Social Structure in Sociology

Sociology often talks about the idea of “social structure,” but it is rarely talked about in depth. There are two main ways to look at things. The first sees social structure as patterns that can be seen in how people act. This way of thinking is shown by the term “functionalism.” The second finds structure in the underlying principle of social arrangements, which may not be visible. This would be like the case of realism.

Social structure is simply any repeating pattern of how people act in a group. But most sociologists think that such a definition would include both important and unimportant actions. Most sociologists agree that a society’s social structure is made up of the long-lasting, orderly, and predictable relationships between its parts. This definition led some nineteenth-century sociologists to compare societies to machines or living things.

Some people have different ideas about what an “element” is. Radcliffe-Brown, for instance, thought of social structures as people’s regular and general relationships with each other. On the other hand, S.F. Nadel thought that the elements were roles. Even more generally, many sociologists, especially functionalists, say that social institutions, which are organized patterns of social behavior, are the building blocks of social structure. Societies are then defined by how social institutions work together. Also, they need certain parts of the social structure, like social institutions, because they are functionally necessary.

Sociologists usually want to explain something by using ideas about social structure, which means that the explanation is usually a causal one. A problem with this point of view is that social structures are not things that can be seen directly. Instead, they are more like abstract ideas. Because of this and other problems, people have said that social structure is not a good idea. So, it has been seen as a fixed idea, something that can’t be seen and can’t be proven. It has also been seen as denying human creativity and freedom by saying that human actions are set by structures.

One way to answer these criticisms is to show, as P.L. Berger and T. Luckmann did in 1967, that social structures are made by people who are doing things.

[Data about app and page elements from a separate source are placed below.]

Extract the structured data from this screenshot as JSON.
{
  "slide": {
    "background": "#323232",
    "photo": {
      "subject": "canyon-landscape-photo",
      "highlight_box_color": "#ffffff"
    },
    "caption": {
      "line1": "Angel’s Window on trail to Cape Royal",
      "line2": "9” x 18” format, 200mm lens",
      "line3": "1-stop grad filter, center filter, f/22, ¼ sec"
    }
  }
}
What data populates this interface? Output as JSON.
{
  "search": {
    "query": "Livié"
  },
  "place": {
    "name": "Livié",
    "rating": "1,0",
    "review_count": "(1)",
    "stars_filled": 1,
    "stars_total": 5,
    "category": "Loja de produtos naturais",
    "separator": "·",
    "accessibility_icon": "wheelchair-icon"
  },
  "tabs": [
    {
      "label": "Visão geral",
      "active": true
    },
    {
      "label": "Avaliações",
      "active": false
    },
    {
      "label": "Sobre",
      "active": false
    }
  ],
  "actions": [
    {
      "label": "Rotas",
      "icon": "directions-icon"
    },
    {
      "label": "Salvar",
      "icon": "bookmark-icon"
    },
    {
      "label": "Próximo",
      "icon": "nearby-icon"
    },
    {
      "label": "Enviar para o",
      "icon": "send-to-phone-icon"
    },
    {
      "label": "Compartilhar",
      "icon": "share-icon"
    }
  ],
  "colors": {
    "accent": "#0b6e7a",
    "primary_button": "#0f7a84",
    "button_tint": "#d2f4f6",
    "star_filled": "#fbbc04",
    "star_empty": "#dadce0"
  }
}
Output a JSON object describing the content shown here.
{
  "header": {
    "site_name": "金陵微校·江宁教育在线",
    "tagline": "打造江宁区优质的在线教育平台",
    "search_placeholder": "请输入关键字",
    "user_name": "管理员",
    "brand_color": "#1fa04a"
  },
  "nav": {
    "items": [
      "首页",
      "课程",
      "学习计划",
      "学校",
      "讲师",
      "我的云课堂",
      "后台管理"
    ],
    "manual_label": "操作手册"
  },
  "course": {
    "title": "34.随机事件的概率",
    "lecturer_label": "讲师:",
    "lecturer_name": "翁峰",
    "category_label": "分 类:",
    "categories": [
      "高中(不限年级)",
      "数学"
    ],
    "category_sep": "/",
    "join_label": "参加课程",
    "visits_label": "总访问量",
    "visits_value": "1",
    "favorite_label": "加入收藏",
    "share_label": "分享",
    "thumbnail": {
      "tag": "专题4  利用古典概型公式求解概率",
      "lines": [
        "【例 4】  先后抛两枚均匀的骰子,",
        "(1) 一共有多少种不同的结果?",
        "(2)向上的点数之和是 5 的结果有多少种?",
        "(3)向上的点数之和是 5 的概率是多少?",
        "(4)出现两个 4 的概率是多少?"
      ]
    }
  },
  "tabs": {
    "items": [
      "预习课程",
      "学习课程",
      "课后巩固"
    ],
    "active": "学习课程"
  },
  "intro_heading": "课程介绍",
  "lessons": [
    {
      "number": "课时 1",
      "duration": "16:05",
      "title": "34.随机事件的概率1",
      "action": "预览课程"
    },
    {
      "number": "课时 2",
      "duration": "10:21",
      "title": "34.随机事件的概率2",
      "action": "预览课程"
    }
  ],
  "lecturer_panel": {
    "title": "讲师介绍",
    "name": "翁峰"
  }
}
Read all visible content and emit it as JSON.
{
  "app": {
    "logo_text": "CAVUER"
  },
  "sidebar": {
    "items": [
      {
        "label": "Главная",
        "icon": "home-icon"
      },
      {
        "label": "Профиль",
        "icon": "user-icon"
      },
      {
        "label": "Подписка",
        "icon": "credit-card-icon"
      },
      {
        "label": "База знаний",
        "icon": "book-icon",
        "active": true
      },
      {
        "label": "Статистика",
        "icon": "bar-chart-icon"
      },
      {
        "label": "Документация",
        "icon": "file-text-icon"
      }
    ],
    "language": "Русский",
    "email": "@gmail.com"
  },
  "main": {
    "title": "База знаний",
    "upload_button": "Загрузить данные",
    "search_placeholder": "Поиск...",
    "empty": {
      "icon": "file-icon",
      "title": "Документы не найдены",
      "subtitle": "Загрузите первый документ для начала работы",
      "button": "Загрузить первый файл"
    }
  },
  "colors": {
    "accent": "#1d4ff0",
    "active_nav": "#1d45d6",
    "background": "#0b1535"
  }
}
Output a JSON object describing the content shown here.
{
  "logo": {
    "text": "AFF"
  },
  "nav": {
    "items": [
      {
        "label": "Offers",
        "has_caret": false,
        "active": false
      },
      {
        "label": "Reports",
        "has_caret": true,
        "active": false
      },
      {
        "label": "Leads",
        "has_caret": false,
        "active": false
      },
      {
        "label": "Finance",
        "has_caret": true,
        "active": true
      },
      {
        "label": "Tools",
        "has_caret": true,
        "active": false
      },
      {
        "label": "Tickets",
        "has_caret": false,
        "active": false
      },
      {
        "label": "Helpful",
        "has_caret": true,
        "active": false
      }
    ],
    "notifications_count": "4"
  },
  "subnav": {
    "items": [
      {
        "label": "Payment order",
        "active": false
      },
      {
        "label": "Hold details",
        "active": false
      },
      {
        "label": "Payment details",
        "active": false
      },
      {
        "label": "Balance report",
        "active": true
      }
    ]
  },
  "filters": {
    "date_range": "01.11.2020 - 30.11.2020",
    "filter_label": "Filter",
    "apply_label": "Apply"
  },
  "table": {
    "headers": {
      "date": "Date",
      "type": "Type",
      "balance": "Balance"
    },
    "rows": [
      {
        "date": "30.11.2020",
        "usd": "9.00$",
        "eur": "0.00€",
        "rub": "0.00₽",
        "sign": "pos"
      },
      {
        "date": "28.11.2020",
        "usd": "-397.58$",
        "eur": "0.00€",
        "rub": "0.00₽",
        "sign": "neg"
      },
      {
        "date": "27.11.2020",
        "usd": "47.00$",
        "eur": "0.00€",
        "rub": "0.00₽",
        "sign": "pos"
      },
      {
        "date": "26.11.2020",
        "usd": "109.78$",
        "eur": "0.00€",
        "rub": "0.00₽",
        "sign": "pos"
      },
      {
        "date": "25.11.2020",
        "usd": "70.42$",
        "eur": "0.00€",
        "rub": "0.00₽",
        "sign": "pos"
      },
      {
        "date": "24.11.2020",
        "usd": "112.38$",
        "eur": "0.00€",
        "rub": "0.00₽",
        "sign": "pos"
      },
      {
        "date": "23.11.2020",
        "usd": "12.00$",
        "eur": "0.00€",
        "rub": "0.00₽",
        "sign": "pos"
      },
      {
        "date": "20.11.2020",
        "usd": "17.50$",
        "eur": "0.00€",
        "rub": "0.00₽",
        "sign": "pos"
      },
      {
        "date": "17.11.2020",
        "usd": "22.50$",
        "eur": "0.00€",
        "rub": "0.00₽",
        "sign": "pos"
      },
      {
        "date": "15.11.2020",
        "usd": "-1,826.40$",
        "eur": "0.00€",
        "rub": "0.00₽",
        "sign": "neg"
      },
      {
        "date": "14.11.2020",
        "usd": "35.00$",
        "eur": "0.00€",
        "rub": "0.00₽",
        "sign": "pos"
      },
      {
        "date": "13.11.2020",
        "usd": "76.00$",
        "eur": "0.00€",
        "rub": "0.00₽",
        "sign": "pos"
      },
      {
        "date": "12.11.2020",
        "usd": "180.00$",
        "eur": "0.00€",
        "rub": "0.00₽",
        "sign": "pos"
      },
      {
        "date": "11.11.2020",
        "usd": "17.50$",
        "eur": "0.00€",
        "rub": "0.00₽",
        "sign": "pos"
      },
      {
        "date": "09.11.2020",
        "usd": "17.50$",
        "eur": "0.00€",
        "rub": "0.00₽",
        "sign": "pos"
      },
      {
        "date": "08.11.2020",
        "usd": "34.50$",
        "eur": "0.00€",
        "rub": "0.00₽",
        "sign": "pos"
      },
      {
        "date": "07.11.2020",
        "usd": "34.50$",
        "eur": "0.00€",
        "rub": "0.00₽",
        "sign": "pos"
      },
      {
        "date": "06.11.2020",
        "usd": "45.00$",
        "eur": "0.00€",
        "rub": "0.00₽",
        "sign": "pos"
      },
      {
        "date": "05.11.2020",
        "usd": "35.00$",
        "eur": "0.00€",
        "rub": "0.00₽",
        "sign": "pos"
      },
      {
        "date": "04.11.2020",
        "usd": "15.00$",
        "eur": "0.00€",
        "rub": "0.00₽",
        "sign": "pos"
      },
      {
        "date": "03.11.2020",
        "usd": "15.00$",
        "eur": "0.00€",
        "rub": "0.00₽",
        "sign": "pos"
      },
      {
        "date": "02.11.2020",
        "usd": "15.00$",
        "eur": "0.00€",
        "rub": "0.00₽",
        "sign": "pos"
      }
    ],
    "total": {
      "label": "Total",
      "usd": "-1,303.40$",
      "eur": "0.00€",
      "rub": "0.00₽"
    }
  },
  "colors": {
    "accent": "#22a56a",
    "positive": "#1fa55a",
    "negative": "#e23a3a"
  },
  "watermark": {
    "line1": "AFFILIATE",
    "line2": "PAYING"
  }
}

Even though a lot of sociologists, like P. Bourdieu, say they have solved the problem of how agency and structure work together, these solutions are often circular.